As I mentioned last year — I had NO pain or injuries during training (traditional) for the first time ever — and I credit the strength I gained from Crossfit for that.
I had hear of “pose running” before but didn’t know what it was. It’s a simple running technique based on the idea of running with a fall forward motion, a straight core, neutral head and pulling your leg up rather than down. Here are four things to remember about pose running:
Weight is on ball of standing foot; foot stays flat on ground.
Knee is bent on standing leg.
Ankle of lifted foot is under hip, ankle & foot relaxed.
Upper body is in alignment: ears over shoulders, shoulders over hips, hips over ankles.
We started with a description and then ran through some great drills to get us going. Emily kept saying when you start pose running it feels like “wearing someone else’s underwear” – ha ha — so, it feels weird. And it does! But the drills we learned will be really helpful in learning how to make it work.
First, learn how to just pull your leg up and down from the ground with the opposite leg bent. You need to get used to pulling your leg up — instead of slamming it into the ground.
Second, learn to run leaning forward with a straight-lined body. Keep your head netural and run towards the balls of your feet. For sprinting, it should all be exaggerated. For long distance, it’s less exaggerated.
This video does an excellent job of explaining it:
Those who use the pose method usually favor minimalist shoes as well. It’s simply a natural choice because you are working to be so in tune with your body’s natural function of running — and barefoot/minimal shoes allow your body to feel the ground more naturally.

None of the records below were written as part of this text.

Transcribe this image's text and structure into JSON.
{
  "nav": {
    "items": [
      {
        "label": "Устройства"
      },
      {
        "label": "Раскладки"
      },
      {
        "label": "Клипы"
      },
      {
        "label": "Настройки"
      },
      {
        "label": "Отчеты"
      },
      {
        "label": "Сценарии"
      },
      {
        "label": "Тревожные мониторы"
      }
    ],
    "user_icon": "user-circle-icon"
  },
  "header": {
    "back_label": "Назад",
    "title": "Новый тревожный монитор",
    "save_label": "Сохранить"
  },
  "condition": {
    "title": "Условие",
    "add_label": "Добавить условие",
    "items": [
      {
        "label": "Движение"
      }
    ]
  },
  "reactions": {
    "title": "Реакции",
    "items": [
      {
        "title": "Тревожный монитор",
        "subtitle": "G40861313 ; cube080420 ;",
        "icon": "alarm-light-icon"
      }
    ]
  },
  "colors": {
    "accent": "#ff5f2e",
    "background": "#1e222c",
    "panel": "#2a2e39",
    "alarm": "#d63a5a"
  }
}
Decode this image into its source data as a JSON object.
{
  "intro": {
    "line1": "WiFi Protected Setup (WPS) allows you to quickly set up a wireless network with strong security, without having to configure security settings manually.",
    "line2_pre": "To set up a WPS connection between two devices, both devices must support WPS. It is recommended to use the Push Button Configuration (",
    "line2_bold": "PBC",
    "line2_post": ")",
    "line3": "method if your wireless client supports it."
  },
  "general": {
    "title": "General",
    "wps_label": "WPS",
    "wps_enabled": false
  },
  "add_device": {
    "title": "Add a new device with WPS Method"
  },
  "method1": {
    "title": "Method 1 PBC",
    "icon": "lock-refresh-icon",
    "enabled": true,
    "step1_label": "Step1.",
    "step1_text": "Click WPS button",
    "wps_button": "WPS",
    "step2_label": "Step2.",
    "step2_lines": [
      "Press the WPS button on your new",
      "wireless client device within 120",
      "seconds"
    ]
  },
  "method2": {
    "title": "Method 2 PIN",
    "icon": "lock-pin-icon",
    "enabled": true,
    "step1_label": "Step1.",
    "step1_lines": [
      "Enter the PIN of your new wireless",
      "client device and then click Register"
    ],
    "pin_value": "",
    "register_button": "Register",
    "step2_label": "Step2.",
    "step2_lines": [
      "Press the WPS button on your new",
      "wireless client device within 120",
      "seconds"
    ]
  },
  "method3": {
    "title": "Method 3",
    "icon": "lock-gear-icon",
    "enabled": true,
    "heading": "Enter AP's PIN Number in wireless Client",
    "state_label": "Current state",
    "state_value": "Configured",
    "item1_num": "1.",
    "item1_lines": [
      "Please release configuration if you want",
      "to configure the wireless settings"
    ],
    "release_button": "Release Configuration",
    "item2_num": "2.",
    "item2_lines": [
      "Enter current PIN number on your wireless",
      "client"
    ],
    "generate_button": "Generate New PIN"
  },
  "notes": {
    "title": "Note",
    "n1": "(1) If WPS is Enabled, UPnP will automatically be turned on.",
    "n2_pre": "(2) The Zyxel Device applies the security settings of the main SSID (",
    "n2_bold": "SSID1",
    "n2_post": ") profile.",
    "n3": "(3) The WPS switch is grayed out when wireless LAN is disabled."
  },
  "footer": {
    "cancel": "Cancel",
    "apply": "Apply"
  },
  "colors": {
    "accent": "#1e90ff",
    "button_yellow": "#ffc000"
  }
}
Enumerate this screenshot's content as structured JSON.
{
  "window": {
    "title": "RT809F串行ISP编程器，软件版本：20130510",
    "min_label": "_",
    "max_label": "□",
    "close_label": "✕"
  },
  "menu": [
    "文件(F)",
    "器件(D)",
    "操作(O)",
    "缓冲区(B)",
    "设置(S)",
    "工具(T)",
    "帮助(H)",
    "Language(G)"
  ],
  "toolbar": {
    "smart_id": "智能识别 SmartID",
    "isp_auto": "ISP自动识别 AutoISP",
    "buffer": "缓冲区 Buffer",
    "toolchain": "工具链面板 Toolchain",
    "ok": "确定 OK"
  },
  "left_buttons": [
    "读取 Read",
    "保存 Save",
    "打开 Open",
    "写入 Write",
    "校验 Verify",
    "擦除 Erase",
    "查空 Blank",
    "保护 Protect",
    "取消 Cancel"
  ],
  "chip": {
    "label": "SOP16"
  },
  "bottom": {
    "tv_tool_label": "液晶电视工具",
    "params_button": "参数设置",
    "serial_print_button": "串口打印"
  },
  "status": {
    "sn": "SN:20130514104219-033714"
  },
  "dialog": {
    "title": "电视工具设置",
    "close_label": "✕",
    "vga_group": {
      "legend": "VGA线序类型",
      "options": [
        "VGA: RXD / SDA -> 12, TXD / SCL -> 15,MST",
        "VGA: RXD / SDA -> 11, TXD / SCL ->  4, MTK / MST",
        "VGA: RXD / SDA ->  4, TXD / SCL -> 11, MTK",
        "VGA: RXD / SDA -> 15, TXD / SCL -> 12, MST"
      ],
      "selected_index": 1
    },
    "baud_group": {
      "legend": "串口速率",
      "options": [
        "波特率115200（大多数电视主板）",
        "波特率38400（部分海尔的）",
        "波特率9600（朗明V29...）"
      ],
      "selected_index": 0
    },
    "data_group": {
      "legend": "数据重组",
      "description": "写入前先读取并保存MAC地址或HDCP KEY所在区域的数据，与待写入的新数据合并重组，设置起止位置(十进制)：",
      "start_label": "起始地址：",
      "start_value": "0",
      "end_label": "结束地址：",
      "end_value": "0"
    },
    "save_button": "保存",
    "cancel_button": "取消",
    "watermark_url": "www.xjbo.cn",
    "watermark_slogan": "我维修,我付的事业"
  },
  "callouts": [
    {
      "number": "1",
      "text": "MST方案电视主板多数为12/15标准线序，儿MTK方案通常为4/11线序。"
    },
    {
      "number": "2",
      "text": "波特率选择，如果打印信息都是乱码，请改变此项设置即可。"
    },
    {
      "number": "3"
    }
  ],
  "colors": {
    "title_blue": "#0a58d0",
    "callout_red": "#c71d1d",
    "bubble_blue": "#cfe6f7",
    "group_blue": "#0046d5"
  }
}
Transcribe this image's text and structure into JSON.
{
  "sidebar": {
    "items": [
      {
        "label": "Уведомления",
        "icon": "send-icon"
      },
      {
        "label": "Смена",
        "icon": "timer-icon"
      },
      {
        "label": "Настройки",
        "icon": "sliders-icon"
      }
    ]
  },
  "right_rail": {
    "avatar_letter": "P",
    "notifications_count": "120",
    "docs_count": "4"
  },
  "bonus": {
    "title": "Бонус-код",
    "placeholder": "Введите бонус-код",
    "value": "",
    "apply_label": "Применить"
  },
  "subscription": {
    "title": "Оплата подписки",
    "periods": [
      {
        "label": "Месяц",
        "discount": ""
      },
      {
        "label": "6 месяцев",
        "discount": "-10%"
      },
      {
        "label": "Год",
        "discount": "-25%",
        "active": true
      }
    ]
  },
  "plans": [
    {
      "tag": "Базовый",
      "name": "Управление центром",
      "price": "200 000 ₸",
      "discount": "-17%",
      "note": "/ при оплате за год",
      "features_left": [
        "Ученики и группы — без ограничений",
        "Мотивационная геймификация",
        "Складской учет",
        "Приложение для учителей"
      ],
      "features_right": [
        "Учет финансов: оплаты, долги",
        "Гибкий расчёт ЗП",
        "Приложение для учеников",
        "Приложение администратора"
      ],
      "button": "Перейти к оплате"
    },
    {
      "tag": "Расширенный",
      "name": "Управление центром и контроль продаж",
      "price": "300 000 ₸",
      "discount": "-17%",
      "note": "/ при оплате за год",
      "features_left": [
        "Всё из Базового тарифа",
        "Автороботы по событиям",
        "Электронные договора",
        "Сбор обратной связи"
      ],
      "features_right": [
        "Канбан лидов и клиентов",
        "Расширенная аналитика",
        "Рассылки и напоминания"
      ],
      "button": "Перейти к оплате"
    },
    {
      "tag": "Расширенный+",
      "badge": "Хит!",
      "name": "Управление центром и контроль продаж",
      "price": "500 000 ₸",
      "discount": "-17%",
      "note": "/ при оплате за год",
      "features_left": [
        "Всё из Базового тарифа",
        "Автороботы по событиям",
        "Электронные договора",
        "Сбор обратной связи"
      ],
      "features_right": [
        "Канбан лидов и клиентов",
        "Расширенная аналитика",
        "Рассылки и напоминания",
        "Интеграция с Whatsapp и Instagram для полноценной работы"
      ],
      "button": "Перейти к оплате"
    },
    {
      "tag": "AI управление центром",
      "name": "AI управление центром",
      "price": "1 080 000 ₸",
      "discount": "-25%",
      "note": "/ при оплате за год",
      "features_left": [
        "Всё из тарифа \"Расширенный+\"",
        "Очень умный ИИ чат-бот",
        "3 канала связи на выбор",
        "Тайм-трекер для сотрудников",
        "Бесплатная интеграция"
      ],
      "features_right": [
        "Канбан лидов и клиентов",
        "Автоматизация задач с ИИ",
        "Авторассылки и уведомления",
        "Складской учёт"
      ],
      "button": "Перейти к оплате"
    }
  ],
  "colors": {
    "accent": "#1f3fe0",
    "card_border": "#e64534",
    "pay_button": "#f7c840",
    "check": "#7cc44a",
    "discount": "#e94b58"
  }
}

I got a great foundation for pose running and began to better understand the foundations of Crossfit Endurance. Trident is offering a CFE class really soon — and I’m going to join so I can really give this thing a shot. I’m planning on practicing these drills before I run from now and seeing if I can’t perhaps get a little speedier. Of course, you also have to combine this with tempo runs, sprints, and mile repeats. It’s still a lot of hard work.
One can always learn how to row more efficiently. I certainly had no formal training in it so learning from a real rowing coach was helpful. When you first start rowing, you don’t think of it like other power lifting exercises — but it’s actually very similar to a deadlift. Here’s how Crossfit Journal explains it:
The rowing stroke is very similar to a deadlift. In the drive (work) phase, the legs initiate the power, and arms remain straight. Then the hip flexors and torso muscles maintain the power through the leg and hip drive. Finally, the arms finish the stroke with an accelerating pull toward the torso that completes the smooth handoff of power from lower body to torso to upper body.
It doesn’t feel natural when you start doing it right but it will definitely get you faster and more efficient with your energy supply. If you are rowing correctly, your legs are going to feel it. If your arms are doing the work — you’ve got it wrong.
This says “crossfit rowers” but it applies to anyone who regularly uses a rowing machine to work out. We practiced by breaking it up into sections and getting each down well before putting it together.
After lots of practice and learning, we settled back in for a recap. I was mostly concerned with how Crossfit Endurance would work for marathon training.
How often should you run? —-> 2-3x per week
How often should you do the WOD? —-> 4-6x/week
How long do you need to run? —–> You don’t “need” to run long. I didn’t get a mileage # here but mostly, the long running is for your own comfort level.
What makes the difference? —-> technique! (see: pose running)
That’s just a nutshell –– there’s plenty more I will learn & have questions about in the future no doubt. But this class was definitely worth my time to learn some new basic stuff and get on the bandwagon for my fall marathon training.